Seoul and Washington have finally gotten what they wanted. Will this open a door to future peace on the Korean Peninsula? That will depend upon North Korea's response.
North Korea's reaction was a surprise. The world must now re-evaluate the rationality of the Kim dynasty, father and son. Of course, some think Pyongyang merely responded to intense pressure from the Washington/Seoul alliance, and finally saw the light. If a similar incident occurs in the future, some say, one must respond in an equally hard line manner. Tolerance and concessions have already been shown to be the wrong way.
But from another perspective, one might simply conclude that Pyongyang's military tactics have reached a point of diminishing returns. While the two sides harangued each other, former US Secretary of Energy and current New Mexico Governor Bill Richardson was invited to North Korea. He was accompanied by reporters from the New York Times and CNN. Pyongyang was sending a message. It wanted direct talks with Washington.
According to reports, Richardson met with senior officials under Kim Jong-il. Last year, International Atomic Energy Agency personnel were expelled from the country. North Korea has agreed to allow them back in. It has also agreed to sell 12,000 fuel rods, reassuring the West that they will not be transferred to Iran. It has even agreed to set up a military hot line with the tripartite mission. Such concessions are substantial. They show that North Korea is undergoing transition. It is paving the way for future contacts and reconciliation.

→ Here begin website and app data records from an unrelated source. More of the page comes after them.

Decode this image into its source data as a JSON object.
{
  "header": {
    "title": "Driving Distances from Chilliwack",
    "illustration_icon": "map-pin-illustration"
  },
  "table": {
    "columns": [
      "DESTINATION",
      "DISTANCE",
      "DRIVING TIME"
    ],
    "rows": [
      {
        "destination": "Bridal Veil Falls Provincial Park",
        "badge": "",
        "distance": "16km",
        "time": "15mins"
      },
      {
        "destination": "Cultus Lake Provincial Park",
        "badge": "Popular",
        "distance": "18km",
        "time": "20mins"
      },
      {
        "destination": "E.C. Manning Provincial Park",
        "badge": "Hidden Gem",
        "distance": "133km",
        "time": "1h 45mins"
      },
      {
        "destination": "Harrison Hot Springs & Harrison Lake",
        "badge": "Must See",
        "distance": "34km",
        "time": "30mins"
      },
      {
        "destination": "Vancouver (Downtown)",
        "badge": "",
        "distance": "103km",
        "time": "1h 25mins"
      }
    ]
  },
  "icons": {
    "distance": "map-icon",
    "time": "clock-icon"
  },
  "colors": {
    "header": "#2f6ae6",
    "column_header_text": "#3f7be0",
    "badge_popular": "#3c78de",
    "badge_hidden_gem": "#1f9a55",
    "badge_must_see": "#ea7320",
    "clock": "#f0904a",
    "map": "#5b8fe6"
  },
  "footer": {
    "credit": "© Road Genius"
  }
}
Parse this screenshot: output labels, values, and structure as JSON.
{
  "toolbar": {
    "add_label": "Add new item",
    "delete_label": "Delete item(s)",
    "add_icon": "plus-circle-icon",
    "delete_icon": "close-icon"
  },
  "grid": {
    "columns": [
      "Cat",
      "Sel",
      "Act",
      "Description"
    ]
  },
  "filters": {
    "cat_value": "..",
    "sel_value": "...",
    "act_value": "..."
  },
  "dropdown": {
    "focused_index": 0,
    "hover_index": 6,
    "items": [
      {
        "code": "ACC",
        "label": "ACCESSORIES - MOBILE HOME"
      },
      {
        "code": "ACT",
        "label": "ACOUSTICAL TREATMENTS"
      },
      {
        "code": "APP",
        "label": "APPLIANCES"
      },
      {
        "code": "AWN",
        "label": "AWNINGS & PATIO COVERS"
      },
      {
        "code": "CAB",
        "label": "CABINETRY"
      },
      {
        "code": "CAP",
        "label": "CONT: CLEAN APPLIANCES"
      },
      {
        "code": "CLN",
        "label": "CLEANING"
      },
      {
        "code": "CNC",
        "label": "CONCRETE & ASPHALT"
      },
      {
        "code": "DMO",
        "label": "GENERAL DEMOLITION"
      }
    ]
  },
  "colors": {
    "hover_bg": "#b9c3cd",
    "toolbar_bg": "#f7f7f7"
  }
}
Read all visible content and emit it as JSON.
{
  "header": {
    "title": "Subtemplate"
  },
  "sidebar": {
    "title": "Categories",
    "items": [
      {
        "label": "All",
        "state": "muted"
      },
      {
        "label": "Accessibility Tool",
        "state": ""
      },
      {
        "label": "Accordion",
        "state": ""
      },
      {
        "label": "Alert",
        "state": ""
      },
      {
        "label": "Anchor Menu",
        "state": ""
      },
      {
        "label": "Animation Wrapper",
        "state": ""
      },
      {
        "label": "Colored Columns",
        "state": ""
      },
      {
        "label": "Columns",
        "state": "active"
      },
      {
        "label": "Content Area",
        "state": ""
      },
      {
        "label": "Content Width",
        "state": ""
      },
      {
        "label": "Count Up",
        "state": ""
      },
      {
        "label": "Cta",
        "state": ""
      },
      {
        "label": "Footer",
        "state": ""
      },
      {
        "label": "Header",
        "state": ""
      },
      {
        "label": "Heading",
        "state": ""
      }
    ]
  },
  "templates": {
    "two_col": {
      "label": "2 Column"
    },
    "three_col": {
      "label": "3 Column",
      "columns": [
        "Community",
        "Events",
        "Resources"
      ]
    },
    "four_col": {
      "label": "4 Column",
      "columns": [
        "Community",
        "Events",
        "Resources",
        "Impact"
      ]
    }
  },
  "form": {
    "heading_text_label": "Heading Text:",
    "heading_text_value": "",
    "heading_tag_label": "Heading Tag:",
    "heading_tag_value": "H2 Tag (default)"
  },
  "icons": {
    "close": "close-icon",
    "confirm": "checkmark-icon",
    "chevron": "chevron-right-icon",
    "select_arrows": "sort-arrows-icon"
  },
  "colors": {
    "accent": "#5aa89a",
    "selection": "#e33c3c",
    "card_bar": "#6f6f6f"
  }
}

North Korea was wrong to engage in provocation. But whether a such a strong response was necessary is debatable. Moscow and Beijing proposed an emergency sesson of the UN Security Council, not without reason. If North Korea retaliated violently, and war suddenly erupted, the entire world could be caught in the crossfire. Washington and Seoul engaged in a high stakes gamble. In order to have a war, both sides must be determined to fight. Fortunately, both North and South Korea knew they were ill-prepared to fight a war. North Korea is small. It has long relied on bluster to get what it wants. But do the US and South Korea, who are more powerful, really want to play the same game? This is a question worth considering.